EXERCISE BRIEF → Copy each line containing the word "label" from the records that follow, please.

Dataset rows for apps and sites →
────────

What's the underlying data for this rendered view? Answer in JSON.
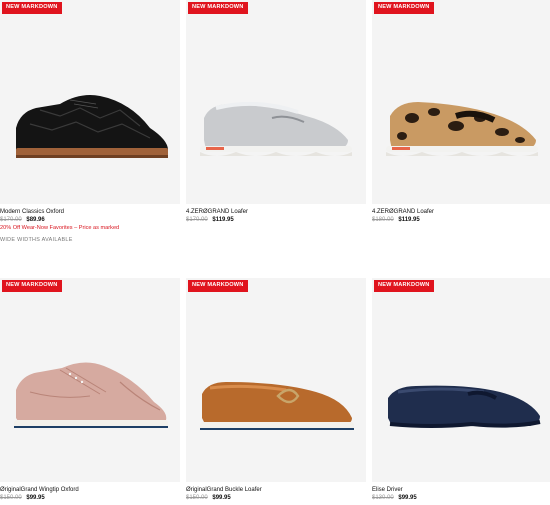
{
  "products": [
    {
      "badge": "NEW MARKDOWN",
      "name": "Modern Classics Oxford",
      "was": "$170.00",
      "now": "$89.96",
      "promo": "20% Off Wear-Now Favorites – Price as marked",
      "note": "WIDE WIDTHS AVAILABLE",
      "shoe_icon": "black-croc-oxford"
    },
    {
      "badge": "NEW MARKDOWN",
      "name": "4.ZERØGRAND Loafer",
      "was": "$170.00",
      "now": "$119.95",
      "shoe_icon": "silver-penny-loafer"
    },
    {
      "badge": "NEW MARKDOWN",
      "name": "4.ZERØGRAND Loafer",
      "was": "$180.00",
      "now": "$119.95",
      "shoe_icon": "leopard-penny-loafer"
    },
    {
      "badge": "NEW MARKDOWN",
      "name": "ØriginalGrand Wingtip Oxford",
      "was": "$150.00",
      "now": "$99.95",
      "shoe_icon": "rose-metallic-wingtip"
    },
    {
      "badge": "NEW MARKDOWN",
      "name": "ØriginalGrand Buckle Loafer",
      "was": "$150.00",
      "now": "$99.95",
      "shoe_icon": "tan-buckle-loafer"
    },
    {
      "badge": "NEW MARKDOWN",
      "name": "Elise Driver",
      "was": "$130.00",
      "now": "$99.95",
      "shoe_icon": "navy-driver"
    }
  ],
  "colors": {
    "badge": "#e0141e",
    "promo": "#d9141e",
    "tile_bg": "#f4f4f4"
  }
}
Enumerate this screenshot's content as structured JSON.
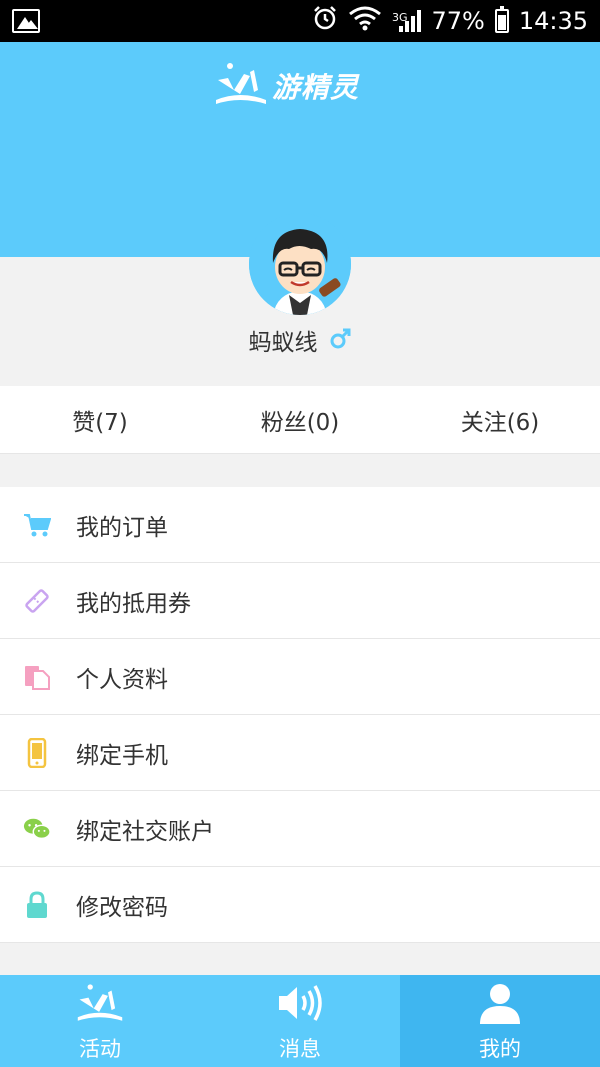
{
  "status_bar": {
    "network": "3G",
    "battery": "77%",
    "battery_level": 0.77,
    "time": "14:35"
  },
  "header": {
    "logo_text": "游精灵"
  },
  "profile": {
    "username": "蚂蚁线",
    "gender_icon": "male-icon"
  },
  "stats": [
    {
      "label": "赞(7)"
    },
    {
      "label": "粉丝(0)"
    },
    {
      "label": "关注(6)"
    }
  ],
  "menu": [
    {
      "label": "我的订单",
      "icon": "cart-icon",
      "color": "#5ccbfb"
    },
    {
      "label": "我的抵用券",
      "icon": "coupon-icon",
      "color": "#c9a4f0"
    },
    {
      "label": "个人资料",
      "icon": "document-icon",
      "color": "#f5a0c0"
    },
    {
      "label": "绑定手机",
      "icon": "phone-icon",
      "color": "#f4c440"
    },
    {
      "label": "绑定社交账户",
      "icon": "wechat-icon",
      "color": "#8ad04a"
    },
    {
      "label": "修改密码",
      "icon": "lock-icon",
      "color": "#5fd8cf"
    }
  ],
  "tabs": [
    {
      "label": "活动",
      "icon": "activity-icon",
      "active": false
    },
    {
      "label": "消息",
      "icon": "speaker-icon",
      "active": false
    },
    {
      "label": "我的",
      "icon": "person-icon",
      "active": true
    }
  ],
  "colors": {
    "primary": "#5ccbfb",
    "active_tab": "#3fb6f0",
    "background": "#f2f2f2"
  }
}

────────

TASK ANSWER →
      "label": "赞(7)"
      "label": "粉丝(0)"
      "label": "关注(6)"
      "label": "我的订单",
      "label": "我的抵用券",
      "label": "个人资料",
      "label": "绑定手机",
      "label": "绑定社交账户",
      "label": "修改密码",
      "label": "活动",
      "label": "消息",
      "label": "我的",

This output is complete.